There are many books about C++, and there are many books about software development. This book is one of the best I've seen at combining the two topics. The authors are obviously real-world developers because they offer real-world solutions and approaches, unlike the authors of many development-oriented books who apparently live in ideal worlds where every project goes perfectly.
C++ continues to be one of the most popular programming languages ever, and I highly recommend this book not only to any developer who writes C++ applications for a living, but also to team leaders and architects who want to make sure their teams are writing the best code possible. I can say based on years of experience that the techniques offered in this book are critically important for real-world, robust, production-quality C++ applications.
Rating: 2 out of 5
Nothing really new in this book
I was a little bit disppointed with this book, especially when I look at other books in this serie.
Although I cannot find any point totally wrong in this book, I cannot find anything that I did not already knew. I believe that this book is best suited for people rather new to the profession, or maybe even more to people who only use C++ as a better C, and would like to start using C++ specific features.
Maybe in this case, they can find in one book what usually requires at least three books. But that would not take them as far as those three books would do.
I think my biggest disappointment with this book, is that when the authors discuss about their design, they explain how it work in details, sometime they even suggest why they choose this possibility, but they almost never review other possibilities to weight to pro and con of each one.
The text is sometime a little bit tedious to read (the kind of repetition that one would expect in documentation where everything has to be detailled, but not in book).
Finally, there are some technical points where I disagree (or where I beleive a better solution exists, and should at least be evoqued):
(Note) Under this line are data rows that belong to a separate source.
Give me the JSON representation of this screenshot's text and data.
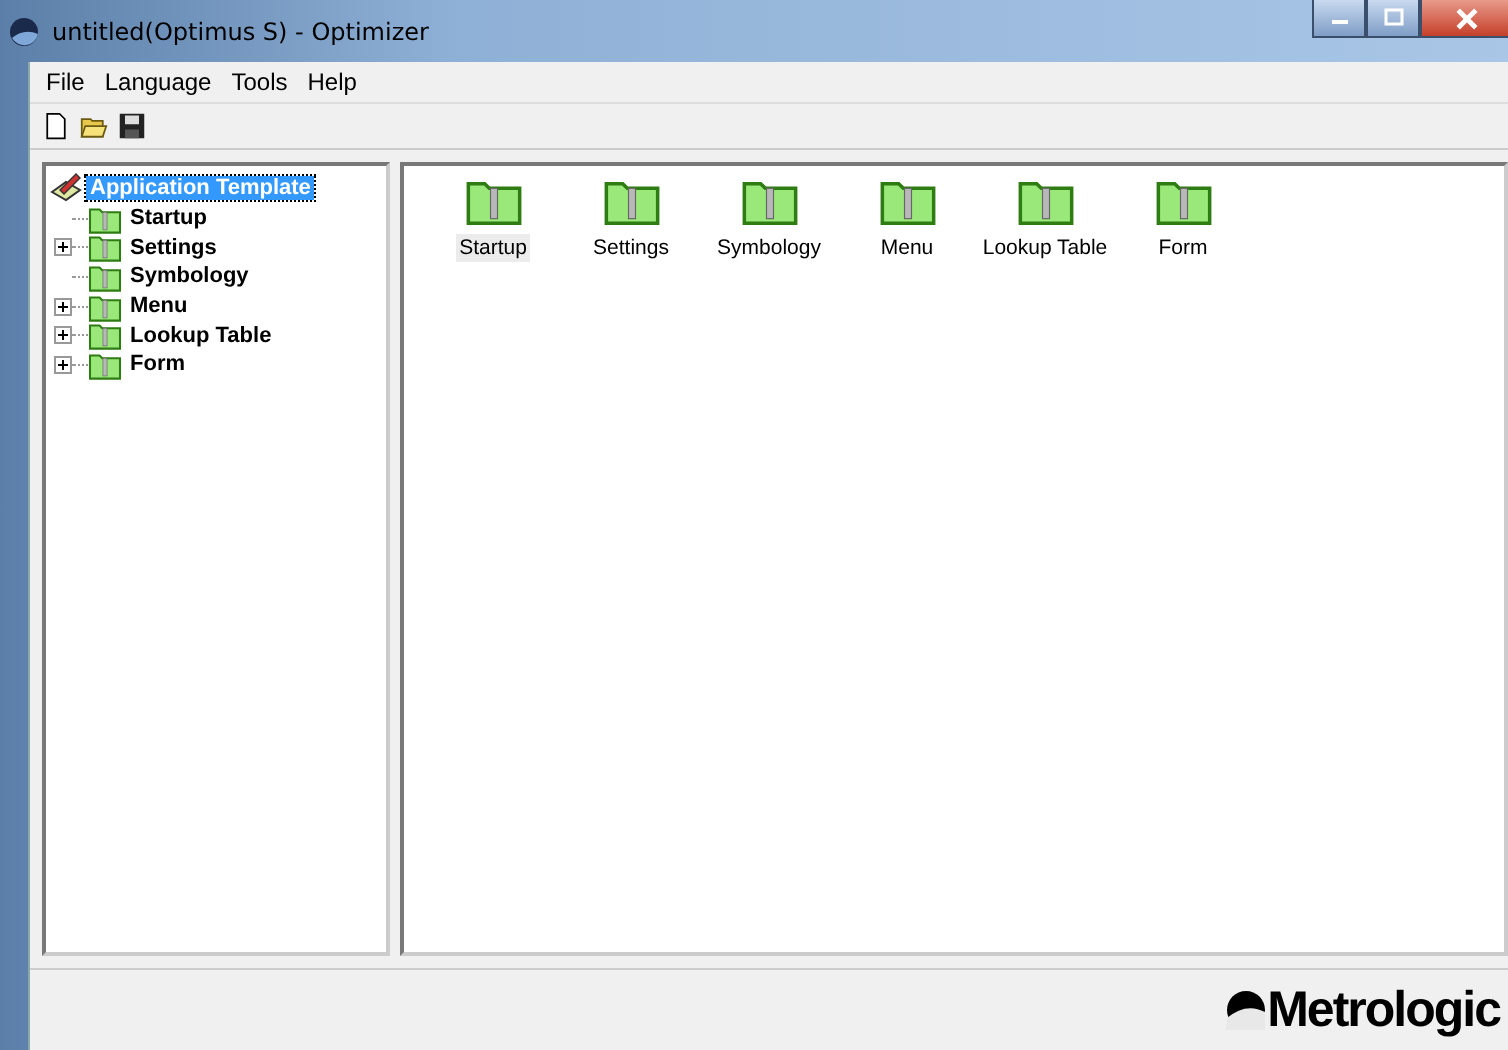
{
  "window": {
    "title": "untitled(Optimus S) - Optimizer"
  },
  "menu": [
    "File",
    "Language",
    "Tools",
    "Help"
  ],
  "tree": {
    "root": {
      "label": "Application Template",
      "selected": true
    },
    "children": [
      {
        "label": "Startup",
        "expandable": false
      },
      {
        "label": "Settings",
        "expandable": true
      },
      {
        "label": "Symbology",
        "expandable": false
      },
      {
        "label": "Menu",
        "expandable": true
      },
      {
        "label": "Lookup Table",
        "expandable": true
      },
      {
        "label": "Form",
        "expandable": true
      }
    ]
  },
  "icons": [
    {
      "label": "Startup",
      "selected": true
    },
    {
      "label": "Settings",
      "selected": false
    },
    {
      "label": "Symbology",
      "selected": false
    },
    {
      "label": "Menu",
      "selected": false
    },
    {
      "label": "Lookup Table",
      "selected": false
    },
    {
      "label": "Form",
      "selected": false
    }
  ],
  "logo": {
    "text": "Metrologic"
  }
}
- The use of prefix instead of namespace, making code more difficult to read, and I believe even more innapropriate in a book than in real life
- Not a word about the template techniques that might unroll the loops they tediously unroll manually
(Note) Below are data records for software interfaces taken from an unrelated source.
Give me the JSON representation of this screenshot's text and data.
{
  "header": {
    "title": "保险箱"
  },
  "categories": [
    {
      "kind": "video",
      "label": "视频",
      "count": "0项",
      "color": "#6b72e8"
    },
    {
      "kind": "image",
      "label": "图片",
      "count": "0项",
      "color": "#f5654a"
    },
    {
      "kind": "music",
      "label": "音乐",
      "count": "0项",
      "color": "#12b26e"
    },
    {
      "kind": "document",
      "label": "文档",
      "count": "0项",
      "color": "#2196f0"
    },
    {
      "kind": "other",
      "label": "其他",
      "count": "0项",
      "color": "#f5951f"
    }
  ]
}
- The use of trait associated with pixel type could probably ease the use of the library (for instance, specifying the type to be used by default when adding two pixels)
- I think it is rather surprising the way the authors complain about a change in the standard from a well defined behaviour to a buggy one that broke their previous design on purpose (you may think I am cynical, but they _complain_ about this special point at least three times in the book (for their function add2), but never explain why the standard is written as it is)
· C++ Templates: The Complete Guide
· Modern C++ Design: Generic Programming and Design Patterns Applied
· The ACE Programmer's Guide: Practical Design Patterns for Network and Systems Programming
· C++ Gotchas: Avoiding Common Problems in Coding and Design
· Parallel and Distributed Programming Using C++